They say homelessness is invisible, largely because most folks choose not to see it. I recall that old Roy Orbison ballad “Pretty Paper,” which tells the story of busy holiday shoppers consumed with their own lives, blind to the homeless man on the sidewalk right in front of them. Today, in the pages of the Washington Post, I read a most heart-felt story from a parent who opens up about his son, once an adorable toddler but today lives on the streets of San Francisco. “My son is schizophrenic” reminds us that homelessness isn’t a choice…sometimes, it chooses you.
Here at HUD, a relatively small number of people, heroes really, wake up each morning and work to end homelessness in all its forms. Most folks don’t realize that there is a federal strategic plan to prevent and end homelessness. It’s called Opening Doors and it sets a very ambitious marker that some may consider pie in the sky. The plan puts us on a path to end Veterans and chronic homelessness by 2015; and to ending homelessness among children, families, and youth by 2020.
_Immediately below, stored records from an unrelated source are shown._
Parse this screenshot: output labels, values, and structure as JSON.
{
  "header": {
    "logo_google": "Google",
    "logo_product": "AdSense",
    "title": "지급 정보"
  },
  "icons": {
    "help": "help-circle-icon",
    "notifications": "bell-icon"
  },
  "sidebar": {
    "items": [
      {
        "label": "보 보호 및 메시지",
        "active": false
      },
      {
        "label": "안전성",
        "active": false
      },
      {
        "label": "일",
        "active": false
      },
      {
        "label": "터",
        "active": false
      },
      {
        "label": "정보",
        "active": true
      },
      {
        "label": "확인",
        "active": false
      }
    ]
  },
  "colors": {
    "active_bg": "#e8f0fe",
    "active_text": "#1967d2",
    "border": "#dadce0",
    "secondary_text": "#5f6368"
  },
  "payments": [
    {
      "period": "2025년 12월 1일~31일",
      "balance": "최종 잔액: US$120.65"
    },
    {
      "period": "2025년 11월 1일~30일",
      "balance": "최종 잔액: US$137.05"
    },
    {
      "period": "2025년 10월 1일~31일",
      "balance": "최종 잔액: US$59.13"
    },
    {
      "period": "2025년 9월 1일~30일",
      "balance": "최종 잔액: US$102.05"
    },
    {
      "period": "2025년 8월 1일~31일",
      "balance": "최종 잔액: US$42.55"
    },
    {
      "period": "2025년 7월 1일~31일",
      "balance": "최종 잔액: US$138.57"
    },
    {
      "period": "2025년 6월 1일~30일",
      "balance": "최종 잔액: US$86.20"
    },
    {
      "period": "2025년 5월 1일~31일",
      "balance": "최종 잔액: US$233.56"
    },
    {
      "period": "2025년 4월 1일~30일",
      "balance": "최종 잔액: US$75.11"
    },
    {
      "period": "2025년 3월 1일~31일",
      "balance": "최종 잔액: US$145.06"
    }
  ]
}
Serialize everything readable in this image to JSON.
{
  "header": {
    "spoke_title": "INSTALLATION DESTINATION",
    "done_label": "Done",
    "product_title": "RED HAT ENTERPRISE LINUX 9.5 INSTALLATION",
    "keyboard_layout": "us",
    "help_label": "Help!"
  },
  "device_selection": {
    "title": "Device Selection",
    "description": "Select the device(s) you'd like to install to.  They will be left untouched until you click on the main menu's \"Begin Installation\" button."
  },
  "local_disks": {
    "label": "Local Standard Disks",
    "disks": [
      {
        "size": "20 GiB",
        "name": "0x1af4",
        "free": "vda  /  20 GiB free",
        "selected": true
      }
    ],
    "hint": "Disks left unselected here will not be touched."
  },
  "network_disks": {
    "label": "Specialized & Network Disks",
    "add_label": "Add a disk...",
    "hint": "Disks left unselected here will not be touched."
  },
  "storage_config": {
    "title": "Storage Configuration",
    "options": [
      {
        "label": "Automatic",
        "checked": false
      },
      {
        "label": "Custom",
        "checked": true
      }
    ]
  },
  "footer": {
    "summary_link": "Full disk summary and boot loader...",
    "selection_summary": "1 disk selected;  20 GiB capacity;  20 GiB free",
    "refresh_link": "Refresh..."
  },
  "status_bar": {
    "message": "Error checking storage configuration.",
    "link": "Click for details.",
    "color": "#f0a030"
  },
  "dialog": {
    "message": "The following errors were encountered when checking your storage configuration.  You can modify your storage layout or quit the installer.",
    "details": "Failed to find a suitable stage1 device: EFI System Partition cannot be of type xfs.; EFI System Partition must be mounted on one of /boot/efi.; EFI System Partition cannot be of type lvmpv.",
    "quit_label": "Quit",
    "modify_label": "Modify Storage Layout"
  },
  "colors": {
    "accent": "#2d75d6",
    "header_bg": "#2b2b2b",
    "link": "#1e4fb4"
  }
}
So, the next time you pass by a homeless person on the street, if you do nothing else, make certain they are visible to you.